#### Study material ####

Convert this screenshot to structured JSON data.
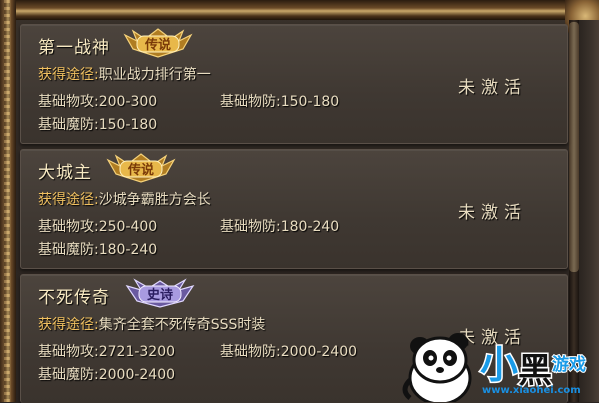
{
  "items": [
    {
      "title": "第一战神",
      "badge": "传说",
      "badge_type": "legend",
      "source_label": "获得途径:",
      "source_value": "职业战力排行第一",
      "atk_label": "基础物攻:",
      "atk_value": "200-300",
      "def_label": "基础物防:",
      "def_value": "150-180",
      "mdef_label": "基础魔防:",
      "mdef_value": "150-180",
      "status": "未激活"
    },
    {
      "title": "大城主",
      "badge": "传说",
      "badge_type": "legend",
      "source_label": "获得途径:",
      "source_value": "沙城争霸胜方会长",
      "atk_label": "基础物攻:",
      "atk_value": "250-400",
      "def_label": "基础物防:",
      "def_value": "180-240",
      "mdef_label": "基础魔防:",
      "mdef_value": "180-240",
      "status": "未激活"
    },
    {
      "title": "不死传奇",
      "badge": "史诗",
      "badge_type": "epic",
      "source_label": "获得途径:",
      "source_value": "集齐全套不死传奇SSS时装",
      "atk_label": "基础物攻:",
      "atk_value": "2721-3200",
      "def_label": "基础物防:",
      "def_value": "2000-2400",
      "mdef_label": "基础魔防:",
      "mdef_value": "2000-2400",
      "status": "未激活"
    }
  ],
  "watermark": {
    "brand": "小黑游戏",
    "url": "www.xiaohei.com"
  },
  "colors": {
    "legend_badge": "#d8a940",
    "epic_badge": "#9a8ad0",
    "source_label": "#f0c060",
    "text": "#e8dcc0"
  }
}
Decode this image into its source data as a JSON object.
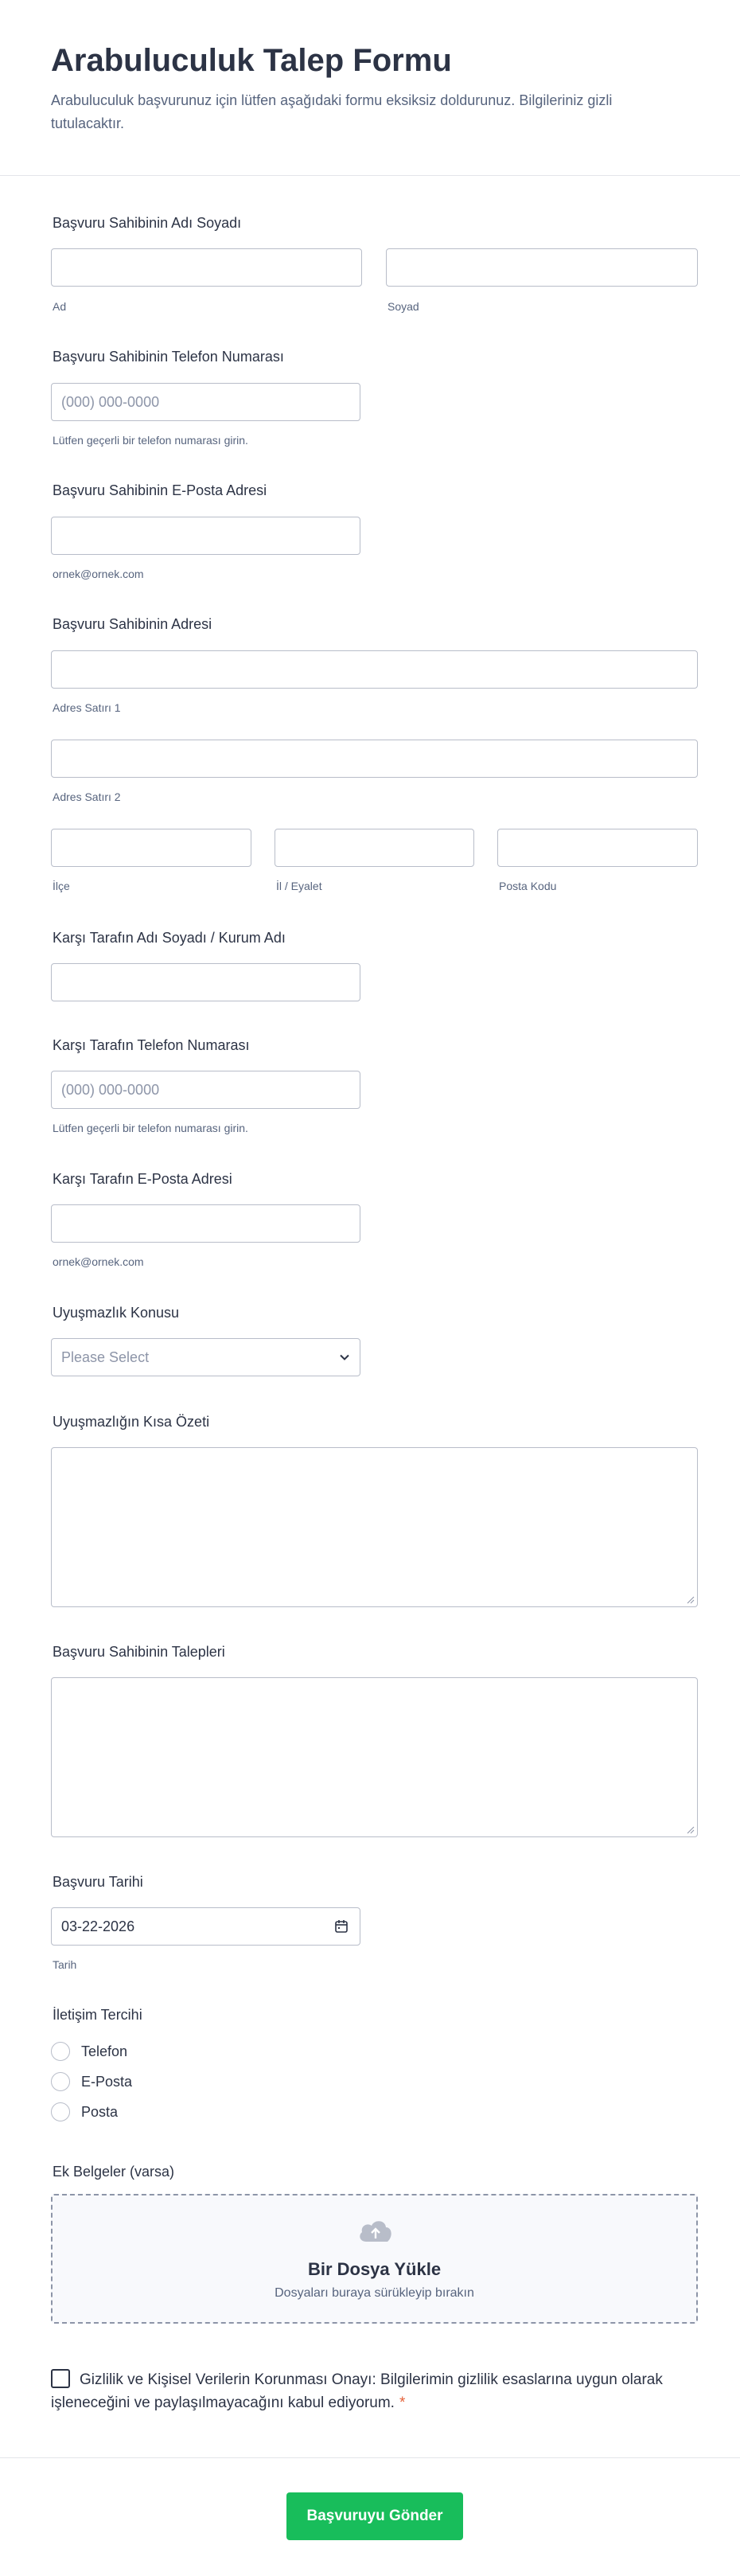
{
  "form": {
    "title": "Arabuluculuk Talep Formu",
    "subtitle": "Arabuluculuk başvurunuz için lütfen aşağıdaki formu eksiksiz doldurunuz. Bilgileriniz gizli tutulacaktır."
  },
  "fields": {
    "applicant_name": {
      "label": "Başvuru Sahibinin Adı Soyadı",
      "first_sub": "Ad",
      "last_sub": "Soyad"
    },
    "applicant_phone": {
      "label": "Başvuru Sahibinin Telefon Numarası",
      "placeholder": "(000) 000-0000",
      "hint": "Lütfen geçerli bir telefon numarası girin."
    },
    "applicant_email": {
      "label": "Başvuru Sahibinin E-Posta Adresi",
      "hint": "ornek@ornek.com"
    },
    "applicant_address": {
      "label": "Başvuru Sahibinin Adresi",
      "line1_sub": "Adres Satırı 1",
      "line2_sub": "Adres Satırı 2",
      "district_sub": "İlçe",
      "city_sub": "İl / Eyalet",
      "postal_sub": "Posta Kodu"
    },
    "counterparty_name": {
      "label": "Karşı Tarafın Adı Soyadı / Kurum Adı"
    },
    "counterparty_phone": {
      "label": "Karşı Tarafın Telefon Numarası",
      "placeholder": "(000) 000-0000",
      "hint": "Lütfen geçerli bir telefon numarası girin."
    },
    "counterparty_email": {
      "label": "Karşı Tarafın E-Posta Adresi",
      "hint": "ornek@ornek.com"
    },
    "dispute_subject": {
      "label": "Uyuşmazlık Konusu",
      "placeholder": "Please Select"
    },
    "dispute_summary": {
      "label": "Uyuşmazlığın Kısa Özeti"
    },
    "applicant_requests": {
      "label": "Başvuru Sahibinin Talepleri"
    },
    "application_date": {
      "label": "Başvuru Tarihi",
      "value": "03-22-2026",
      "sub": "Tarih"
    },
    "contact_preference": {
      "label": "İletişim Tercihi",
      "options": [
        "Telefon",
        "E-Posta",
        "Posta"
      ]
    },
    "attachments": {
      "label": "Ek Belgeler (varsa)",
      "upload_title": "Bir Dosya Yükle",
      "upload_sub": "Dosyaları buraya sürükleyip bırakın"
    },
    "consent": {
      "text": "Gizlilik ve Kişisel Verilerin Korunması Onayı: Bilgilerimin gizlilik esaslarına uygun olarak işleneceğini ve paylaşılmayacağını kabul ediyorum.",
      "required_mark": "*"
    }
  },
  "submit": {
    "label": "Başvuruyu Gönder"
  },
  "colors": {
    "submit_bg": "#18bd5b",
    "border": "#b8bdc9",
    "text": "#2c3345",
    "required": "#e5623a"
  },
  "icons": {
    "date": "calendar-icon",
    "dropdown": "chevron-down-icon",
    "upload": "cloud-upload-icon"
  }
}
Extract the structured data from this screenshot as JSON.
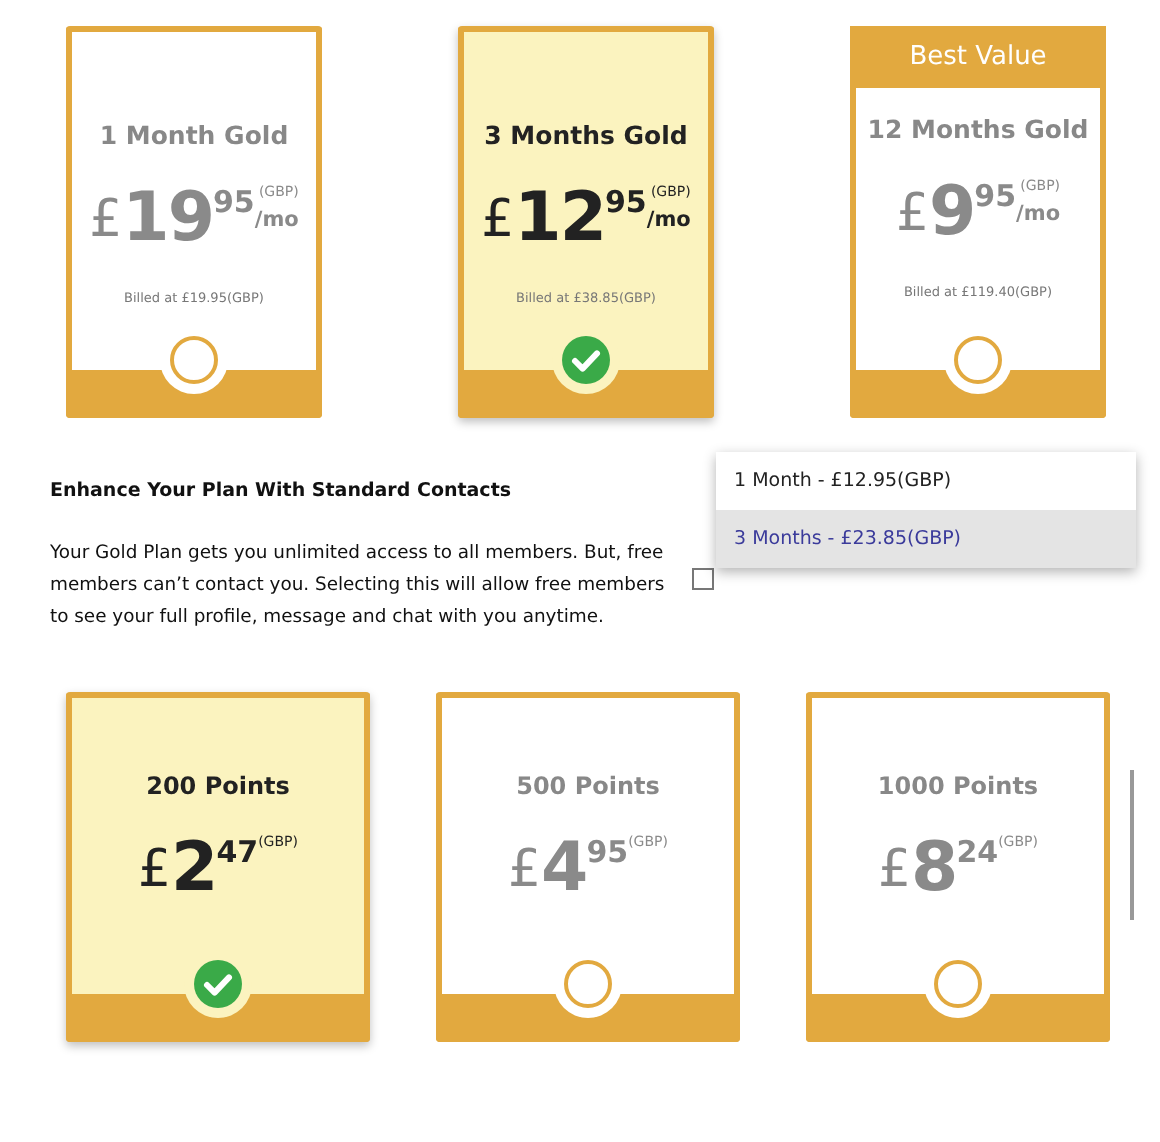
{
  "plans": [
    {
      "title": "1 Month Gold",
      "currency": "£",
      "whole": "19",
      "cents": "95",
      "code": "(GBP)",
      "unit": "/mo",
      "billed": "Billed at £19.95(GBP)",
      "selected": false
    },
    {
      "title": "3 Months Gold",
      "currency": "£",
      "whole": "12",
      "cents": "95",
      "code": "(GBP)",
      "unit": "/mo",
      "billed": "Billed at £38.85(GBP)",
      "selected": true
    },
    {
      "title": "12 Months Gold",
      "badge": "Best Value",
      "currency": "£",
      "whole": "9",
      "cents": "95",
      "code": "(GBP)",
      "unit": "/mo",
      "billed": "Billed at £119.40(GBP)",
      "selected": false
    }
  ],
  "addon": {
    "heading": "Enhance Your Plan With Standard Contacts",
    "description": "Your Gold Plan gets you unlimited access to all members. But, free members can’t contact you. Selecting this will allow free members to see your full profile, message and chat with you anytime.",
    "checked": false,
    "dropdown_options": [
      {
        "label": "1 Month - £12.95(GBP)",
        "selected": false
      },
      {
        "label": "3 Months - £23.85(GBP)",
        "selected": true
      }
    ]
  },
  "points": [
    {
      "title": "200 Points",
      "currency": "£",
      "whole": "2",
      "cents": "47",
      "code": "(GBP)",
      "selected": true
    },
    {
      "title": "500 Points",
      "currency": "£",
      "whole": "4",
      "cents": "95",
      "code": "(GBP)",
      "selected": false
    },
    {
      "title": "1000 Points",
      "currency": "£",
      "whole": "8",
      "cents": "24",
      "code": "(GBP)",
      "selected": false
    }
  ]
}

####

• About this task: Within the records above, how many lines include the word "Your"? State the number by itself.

• Result of this exercise: 2